**Your assignment**
An identical copy of the records below is the expected result.

====== Raw data ======

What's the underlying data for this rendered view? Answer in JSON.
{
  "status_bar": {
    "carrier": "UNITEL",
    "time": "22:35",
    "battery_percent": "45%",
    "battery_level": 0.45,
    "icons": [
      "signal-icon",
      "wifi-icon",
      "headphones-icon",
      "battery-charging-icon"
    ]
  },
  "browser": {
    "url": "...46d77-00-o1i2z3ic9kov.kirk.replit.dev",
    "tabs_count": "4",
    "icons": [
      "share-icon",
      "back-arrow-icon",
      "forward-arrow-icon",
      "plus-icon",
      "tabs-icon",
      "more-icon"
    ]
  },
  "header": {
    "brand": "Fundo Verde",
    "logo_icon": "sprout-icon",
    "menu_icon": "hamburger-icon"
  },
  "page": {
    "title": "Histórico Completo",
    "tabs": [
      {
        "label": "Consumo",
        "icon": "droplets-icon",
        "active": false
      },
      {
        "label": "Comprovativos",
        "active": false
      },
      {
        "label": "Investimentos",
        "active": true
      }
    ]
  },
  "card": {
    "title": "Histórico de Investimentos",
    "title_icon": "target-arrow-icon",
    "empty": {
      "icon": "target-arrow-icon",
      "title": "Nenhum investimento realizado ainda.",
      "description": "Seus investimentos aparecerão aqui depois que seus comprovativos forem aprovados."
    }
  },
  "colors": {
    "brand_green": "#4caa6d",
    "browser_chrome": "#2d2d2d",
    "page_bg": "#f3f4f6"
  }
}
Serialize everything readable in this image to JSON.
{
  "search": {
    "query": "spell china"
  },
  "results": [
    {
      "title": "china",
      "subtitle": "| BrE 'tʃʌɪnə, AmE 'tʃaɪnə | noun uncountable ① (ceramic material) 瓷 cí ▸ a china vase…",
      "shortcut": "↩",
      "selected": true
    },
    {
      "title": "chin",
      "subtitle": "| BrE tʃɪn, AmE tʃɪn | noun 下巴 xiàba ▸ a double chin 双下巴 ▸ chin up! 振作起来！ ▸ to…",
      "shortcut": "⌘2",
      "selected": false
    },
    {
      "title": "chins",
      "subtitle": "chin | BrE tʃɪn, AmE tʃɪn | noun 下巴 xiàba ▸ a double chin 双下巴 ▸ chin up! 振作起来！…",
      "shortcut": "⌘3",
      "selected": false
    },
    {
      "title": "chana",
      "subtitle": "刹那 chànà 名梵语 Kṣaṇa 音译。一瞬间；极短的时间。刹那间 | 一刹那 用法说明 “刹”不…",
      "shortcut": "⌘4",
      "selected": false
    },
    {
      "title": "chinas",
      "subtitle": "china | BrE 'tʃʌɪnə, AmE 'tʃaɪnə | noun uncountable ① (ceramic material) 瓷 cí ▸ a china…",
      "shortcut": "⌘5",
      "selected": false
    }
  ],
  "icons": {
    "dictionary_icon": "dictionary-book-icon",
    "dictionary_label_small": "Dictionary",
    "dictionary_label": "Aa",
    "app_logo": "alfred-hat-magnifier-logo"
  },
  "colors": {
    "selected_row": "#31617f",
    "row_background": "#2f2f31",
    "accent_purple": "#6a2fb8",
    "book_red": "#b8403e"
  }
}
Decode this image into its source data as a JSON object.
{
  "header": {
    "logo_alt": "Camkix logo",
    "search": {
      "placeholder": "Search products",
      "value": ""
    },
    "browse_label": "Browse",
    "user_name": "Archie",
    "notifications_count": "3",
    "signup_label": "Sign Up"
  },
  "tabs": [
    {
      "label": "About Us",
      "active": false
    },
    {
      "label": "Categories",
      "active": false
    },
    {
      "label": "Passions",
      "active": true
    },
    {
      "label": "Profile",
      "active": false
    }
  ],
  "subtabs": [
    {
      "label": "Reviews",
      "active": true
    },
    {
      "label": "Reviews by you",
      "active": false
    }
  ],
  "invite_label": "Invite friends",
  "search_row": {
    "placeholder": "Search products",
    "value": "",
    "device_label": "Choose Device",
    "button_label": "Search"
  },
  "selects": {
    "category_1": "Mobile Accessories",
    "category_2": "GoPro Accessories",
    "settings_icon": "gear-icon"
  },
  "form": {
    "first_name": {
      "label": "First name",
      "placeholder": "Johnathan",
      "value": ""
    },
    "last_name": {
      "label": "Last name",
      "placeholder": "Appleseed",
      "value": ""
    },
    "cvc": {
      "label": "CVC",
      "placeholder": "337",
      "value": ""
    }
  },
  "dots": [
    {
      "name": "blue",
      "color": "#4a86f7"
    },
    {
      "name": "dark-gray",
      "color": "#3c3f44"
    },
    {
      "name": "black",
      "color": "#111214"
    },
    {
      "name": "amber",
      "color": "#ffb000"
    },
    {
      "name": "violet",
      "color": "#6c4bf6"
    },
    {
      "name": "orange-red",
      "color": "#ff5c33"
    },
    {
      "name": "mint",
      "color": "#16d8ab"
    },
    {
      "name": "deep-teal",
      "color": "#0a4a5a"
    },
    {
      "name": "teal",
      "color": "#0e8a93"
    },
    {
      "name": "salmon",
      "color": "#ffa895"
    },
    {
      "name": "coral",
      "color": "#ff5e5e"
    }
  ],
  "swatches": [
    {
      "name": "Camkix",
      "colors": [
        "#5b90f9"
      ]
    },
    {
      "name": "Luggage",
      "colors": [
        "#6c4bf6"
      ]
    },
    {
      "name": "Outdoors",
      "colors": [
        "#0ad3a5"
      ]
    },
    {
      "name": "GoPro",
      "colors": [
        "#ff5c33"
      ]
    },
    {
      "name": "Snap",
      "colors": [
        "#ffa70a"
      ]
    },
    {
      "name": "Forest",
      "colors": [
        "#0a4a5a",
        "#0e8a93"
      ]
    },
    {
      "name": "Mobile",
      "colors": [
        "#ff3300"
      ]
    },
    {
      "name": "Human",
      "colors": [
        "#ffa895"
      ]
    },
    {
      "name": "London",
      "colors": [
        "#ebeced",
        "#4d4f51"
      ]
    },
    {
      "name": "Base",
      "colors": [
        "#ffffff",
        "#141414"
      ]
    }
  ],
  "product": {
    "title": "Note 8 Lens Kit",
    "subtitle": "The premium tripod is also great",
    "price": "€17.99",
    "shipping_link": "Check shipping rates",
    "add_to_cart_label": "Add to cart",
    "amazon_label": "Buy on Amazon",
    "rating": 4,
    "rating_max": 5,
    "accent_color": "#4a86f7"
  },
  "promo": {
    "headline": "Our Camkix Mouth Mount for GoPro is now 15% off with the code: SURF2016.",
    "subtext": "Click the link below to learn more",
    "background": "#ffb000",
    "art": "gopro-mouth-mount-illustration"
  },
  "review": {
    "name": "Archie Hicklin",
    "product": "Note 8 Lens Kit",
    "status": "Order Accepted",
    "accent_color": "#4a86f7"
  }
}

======

**Solution for this exercise**
What's the underlying data for this rendered view? Answer in JSON.
{
  "status_bar": {
    "carrier": "UNITEL",
    "time": "22:35",
    "battery_percent": "45%",
    "battery_level": 0.45,
    "icons": [
      "signal-icon",
      "wifi-icon",
      "headphones-icon",
      "battery-charging-icon"
    ]
  },
  "browser": {
    "url": "...46d77-00-o1i2z3ic9kov.kirk.replit.dev",
    "tabs_count": "4",
    "icons": [
      "share-icon",
      "back-arrow-icon",
      "forward-arrow-icon",
      "plus-icon",
      "tabs-icon",
      "more-icon"
    ]
  },
  "header": {
    "brand": "Fundo Verde",
    "logo_icon": "sprout-icon",
    "menu_icon": "hamburger-icon"
  },
  "page": {
    "title": "Histórico Completo",
    "tabs": [
      {
        "label": "Consumo",
        "icon": "droplets-icon",
        "active": false
      },
      {
        "label": "Comprovativos",
        "active": false
      },
      {
        "label": "Investimentos",
        "active": true
      }
    ]
  },
  "card": {
    "title": "Histórico de Investimentos",
    "title_icon": "target-arrow-icon",
    "empty": {
      "icon": "target-arrow-icon",
      "title": "Nenhum investimento realizado ainda.",
      "description": "Seus investimentos aparecerão aqui depois que seus comprovativos forem aprovados."
    }
  },
  "colors": {
    "brand_green": "#4caa6d",
    "browser_chrome": "#2d2d2d",
    "page_bg": "#f3f4f6"
  }
}
Serialize everything readable in this image to JSON.
{
  "search": {
    "query": "spell china"
  },
  "results": [
    {
      "title": "china",
      "subtitle": "| BrE 'tʃʌɪnə, AmE 'tʃaɪnə | noun uncountable ① (ceramic material) 瓷 cí ▸ a china vase…",
      "shortcut": "↩",
      "selected": true
    },
    {
      "title": "chin",
      "subtitle": "| BrE tʃɪn, AmE tʃɪn | noun 下巴 xiàba ▸ a double chin 双下巴 ▸ chin up! 振作起来！ ▸ to…",
      "shortcut": "⌘2",
      "selected": false
    },
    {
      "title": "chins",
      "subtitle": "chin | BrE tʃɪn, AmE tʃɪn | noun 下巴 xiàba ▸ a double chin 双下巴 ▸ chin up! 振作起来！…",
      "shortcut": "⌘3",
      "selected": false
    },
    {
      "title": "chana",
      "subtitle": "刹那 chànà 名梵语 Kṣaṇa 音译。一瞬间；极短的时间。刹那间 | 一刹那 用法说明 “刹”不…",
      "shortcut": "⌘4",
      "selected": false
    },
    {
      "title": "chinas",
      "subtitle": "china | BrE 'tʃʌɪnə, AmE 'tʃaɪnə | noun uncountable ① (ceramic material) 瓷 cí ▸ a china…",
      "shortcut": "⌘5",
      "selected": false
    }
  ],
  "icons": {
    "dictionary_icon": "dictionary-book-icon",
    "dictionary_label_small": "Dictionary",
    "dictionary_label": "Aa",
    "app_logo": "alfred-hat-magnifier-logo"
  },
  "colors": {
    "selected_row": "#31617f",
    "row_background": "#2f2f31",
    "accent_purple": "#6a2fb8",
    "book_red": "#b8403e"
  }
}
Decode this image into its source data as a JSON object.
{
  "header": {
    "logo_alt": "Camkix logo",
    "search": {
      "placeholder": "Search products",
      "value": ""
    },
    "browse_label": "Browse",
    "user_name": "Archie",
    "notifications_count": "3",
    "signup_label": "Sign Up"
  },
  "tabs": [
    {
      "label": "About Us",
      "active": false
    },
    {
      "label": "Categories",
      "active": false
    },
    {
      "label": "Passions",
      "active": true
    },
    {
      "label": "Profile",
      "active": false
    }
  ],
  "subtabs": [
    {
      "label": "Reviews",
      "active": true
    },
    {
      "label": "Reviews by you",
      "active": false
    }
  ],
  "invite_label": "Invite friends",
  "search_row": {
    "placeholder": "Search products",
    "value": "",
    "device_label": "Choose Device",
    "button_label": "Search"
  },
  "selects": {
    "category_1": "Mobile Accessories",
    "category_2": "GoPro Accessories",
    "settings_icon": "gear-icon"
  },
  "form": {
    "first_name": {
      "label": "First name",
      "placeholder": "Johnathan",
      "value": ""
    },
    "last_name": {
      "label": "Last name",
      "placeholder": "Appleseed",
      "value": ""
    },
    "cvc": {
      "label": "CVC",
      "placeholder": "337",
      "value": ""
    }
  },
  "dots": [
    {
      "name": "blue",
      "color": "#4a86f7"
    },
    {
      "name": "dark-gray",
      "color": "#3c3f44"
    },
    {
      "name": "black",
      "color": "#111214"
    },
    {
      "name": "amber",
      "color": "#ffb000"
    },
    {
      "name": "violet",
      "color": "#6c4bf6"
    },
    {
      "name": "orange-red",
      "color": "#ff5c33"
    },
    {
      "name": "mint",
      "color": "#16d8ab"
    },
    {
      "name": "deep-teal",
      "color": "#0a4a5a"
    },
    {
      "name": "teal",
      "color": "#0e8a93"
    },
    {
      "name": "salmon",
      "color": "#ffa895"
    },
    {
      "name": "coral",
      "color": "#ff5e5e"
    }
  ],
  "swatches": [
    {
      "name": "Camkix",
      "colors": [
        "#5b90f9"
      ]
    },
    {
      "name": "Luggage",
      "colors": [
        "#6c4bf6"
      ]
    },
    {
      "name": "Outdoors",
      "colors": [
        "#0ad3a5"
      ]
    },
    {
      "name": "GoPro",
      "colors": [
        "#ff5c33"
      ]
    },
    {
      "name": "Snap",
      "colors": [
        "#ffa70a"
      ]
    },
    {
      "name": "Forest",
      "colors": [
        "#0a4a5a",
        "#0e8a93"
      ]
    },
    {
      "name": "Mobile",
      "colors": [
        "#ff3300"
      ]
    },
    {
      "name": "Human",
      "colors": [
        "#ffa895"
      ]
    },
    {
      "name": "London",
      "colors": [
        "#ebeced",
        "#4d4f51"
      ]
    },
    {
      "name": "Base",
      "colors": [
        "#ffffff",
        "#141414"
      ]
    }
  ],
  "product": {
    "title": "Note 8 Lens Kit",
    "subtitle": "The premium tripod is also great",
    "price": "€17.99",
    "shipping_link": "Check shipping rates",
    "add_to_cart_label": "Add to cart",
    "amazon_label": "Buy on Amazon",
    "rating": 4,
    "rating_max": 5,
    "accent_color": "#4a86f7"
  },
  "promo": {
    "headline": "Our Camkix Mouth Mount for GoPro is now 15% off with the code: SURF2016.",
    "subtext": "Click the link below to learn more",
    "background": "#ffb000",
    "art": "gopro-mouth-mount-illustration"
  },
  "review": {
    "name": "Archie Hicklin",
    "product": "Note 8 Lens Kit",
    "status": "Order Accepted",
    "accent_color": "#4a86f7"
  }
}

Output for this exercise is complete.